SEATTLE -- While most clubs are still trying to figure out the A's, the A's are still trying to figure out the Mariners.
Oakland's disheartening 6-3 loss in Seattle on Sunday was its eighth in 13 tries against the Mariners this season. Against all other American League West competition, the A's are 18-10.
It was pinch-hitter Kendrys Morales' three-run walk-off homer against righty Grant Balfour in the 10th that did them in this time, less than 24 hours after relievers Jerry Blevins and Ryan Cook were charged for five runs in another loss.
That left the A's staring down a 2-5 road trip, during which their bullpen arms allowed 15 earned runs over 18 2/3 innings. Overall, they've lost seven of their last 10 and nine of 15, and what once was a three-game lead over the Rangers for first place in the West is suddenly a half-game deficit.
Texas is scheduled to play in St. Louis on Sunday night, and a Rangers win would put the A's a full game back; a loss would keep them locked in a tie.
"This trip wasn't a very good one for us," said manager Bob Melvin, flatly. "We didn't expect to go 2-5."
Balfour didn't expect to be out for the 10th -- at least not in a tie game on the road. But Melvin was shorthanded in the bullpen, "and he's our best pitcher," he said.
"I don't know if I had a different mind frame," Balfour said, "because I wasn't expecting the call I guess, waiting for us to score to get in the game, so I didn't have the right mindset going in, maybe."

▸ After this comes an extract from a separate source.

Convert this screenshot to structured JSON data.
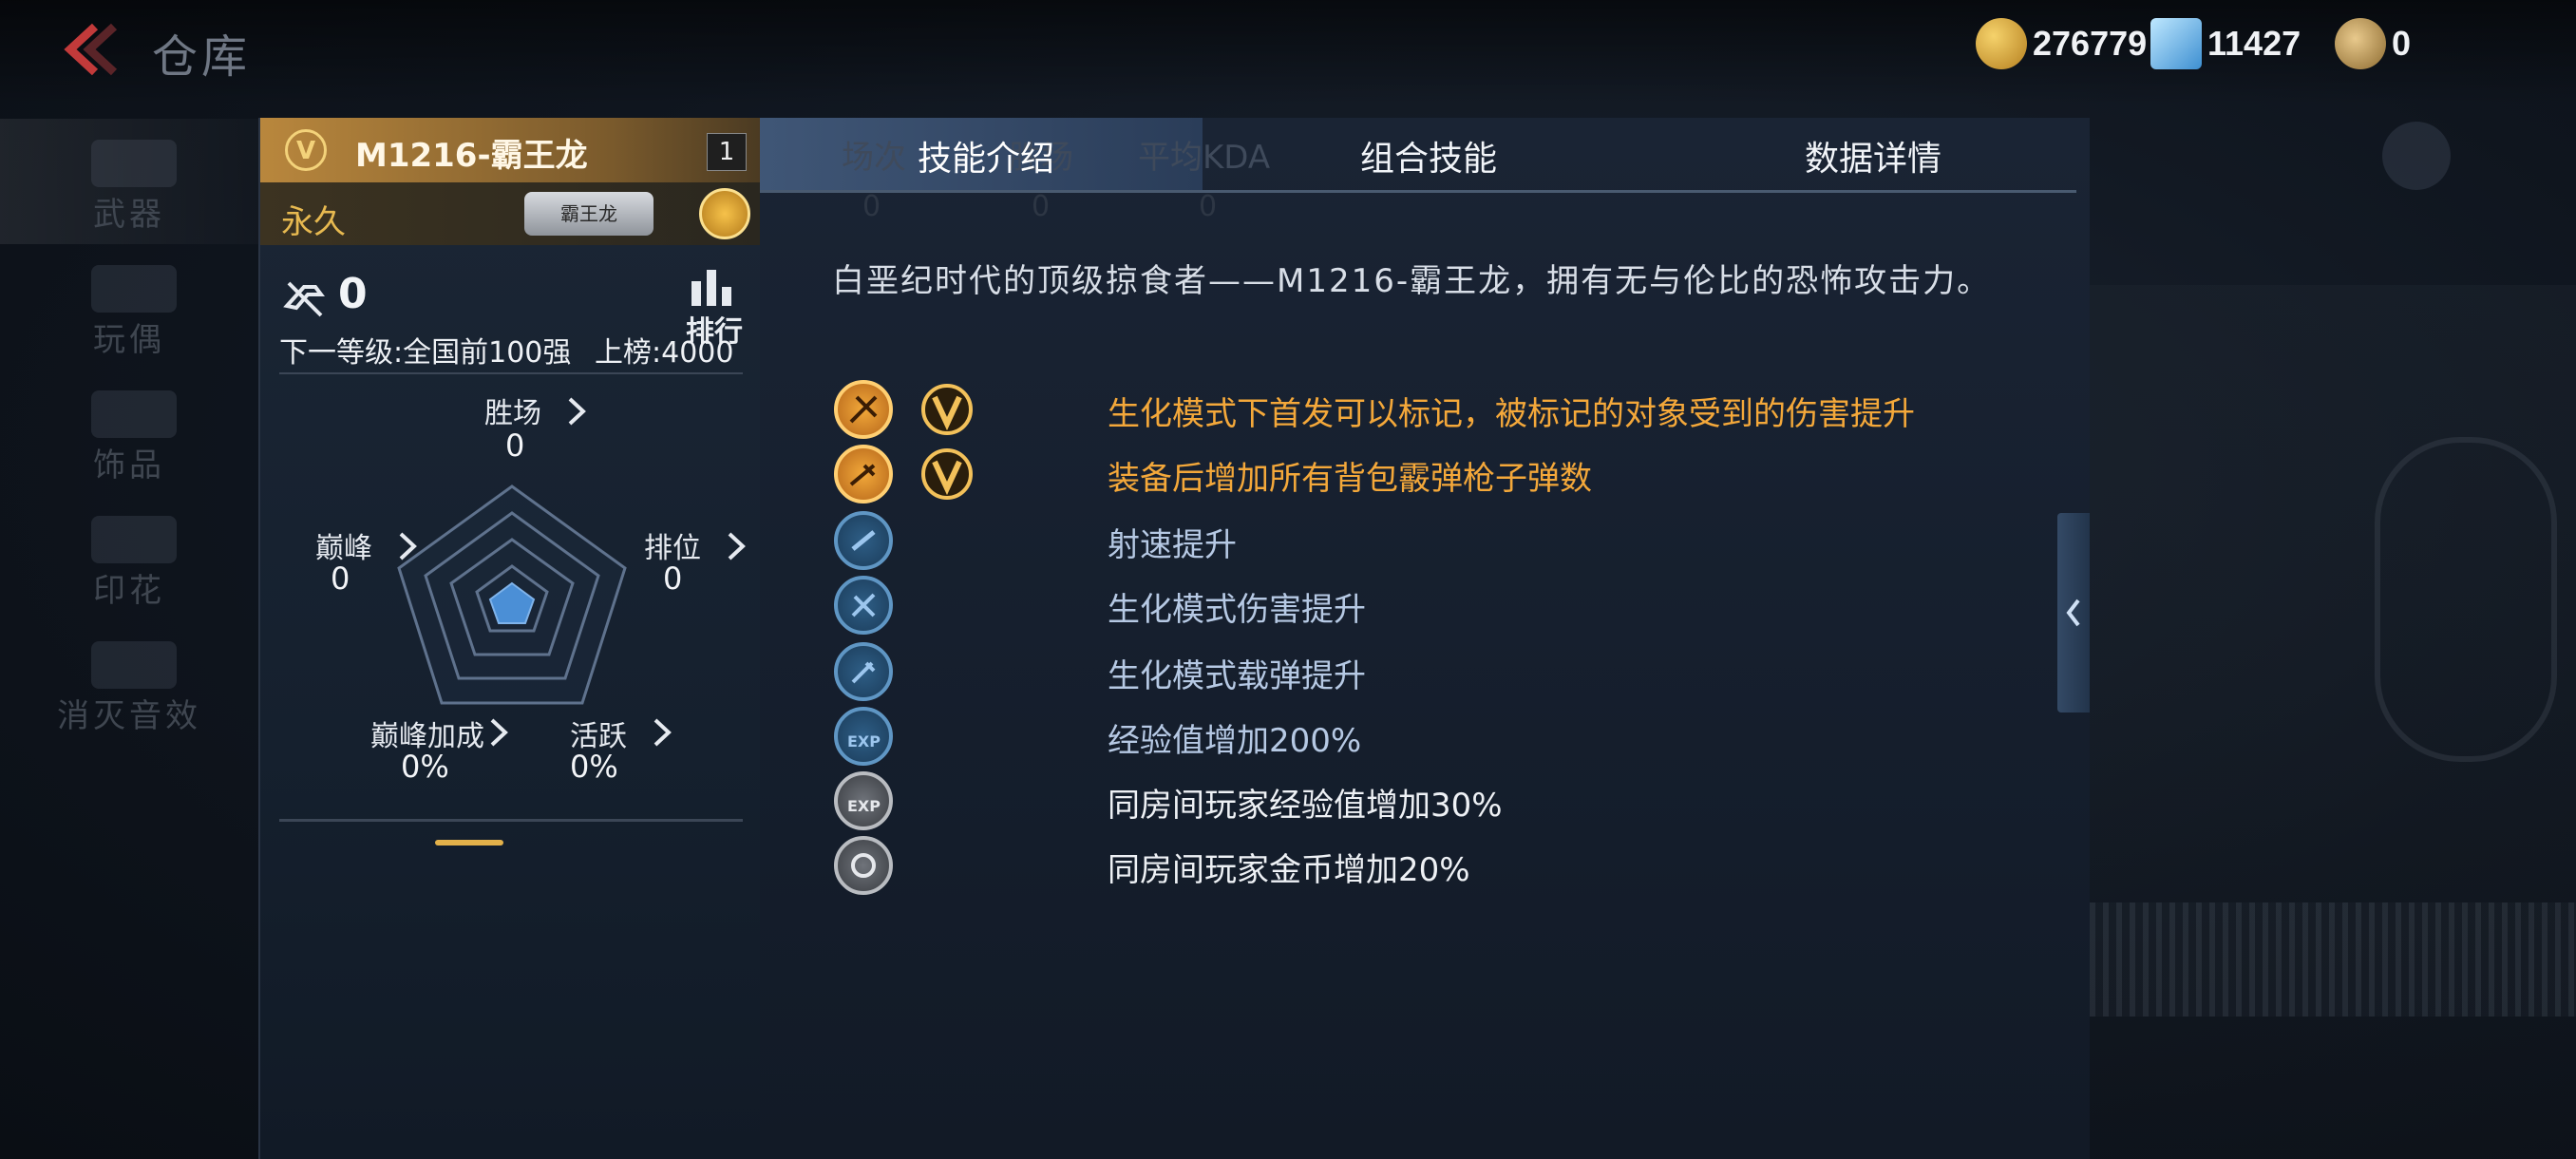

Oakland's right-hander, riding a 9 1/3-inning scoreless stretch, made quick work of Justin Smoak by way of a groundout. Then he fanned Mike Zunino, but not for an out, as catcher John Jaso scurried for the strike-three wild pitch and threw it wide of first base, leading to Michael Saunders' ensuing base hit to put runners at the corners for Morales.
"I felt like I rushed it a little bit," Jaso said of his throw. "I didn't have to, but I rushed it, and I made a bad throw that kind of cost us a little bit there. ... I would've had him with an accurate throw.
"I just messed up the block. It was my responsibility that I didn't do."
Morales needed just one pitch, a 94-mph fastball, to end the game.
"You strike a guy out, it's tough, because you could've had two outs on six pitches," Balfour said. Got to 3-2, the ball was up to Saunders, I didn't make the pitch, and then the first pitch right there to Morales, and the next thing you know, it's three runs. It kind of happened pretty quick.
"I wanted it away, but when I looked at the video, it was middle. It was more on the down side, but it was middle, and he golfed it out."
Said Morales through his translator: "I was trying to be aggressive. I have the mentality on the bench that I'm always going to be able to come up and hit."
The veteran's walk-off hit spoiled a late comeback by the A's, once down 3-0 because of a pair of Raul Ibanez homers off starter Jarrod Parker. They got two back in the sixth off righty Jeremy Bonderman, and Brandon Moss knotted the game in the eighth via a solo shot to right field.
It was the third career walk-off homer allowed by Balfour, who was stuck with his first loss since June 29, 2012 at Texas.
Now the A's, who finished a stretch of 30 games in 31 days, going 19-11 over that period, get to enjoy an off-day Monday -- the first of three over the next eight days.
"It'll be nice to separate from a tough road trip," Melvin said.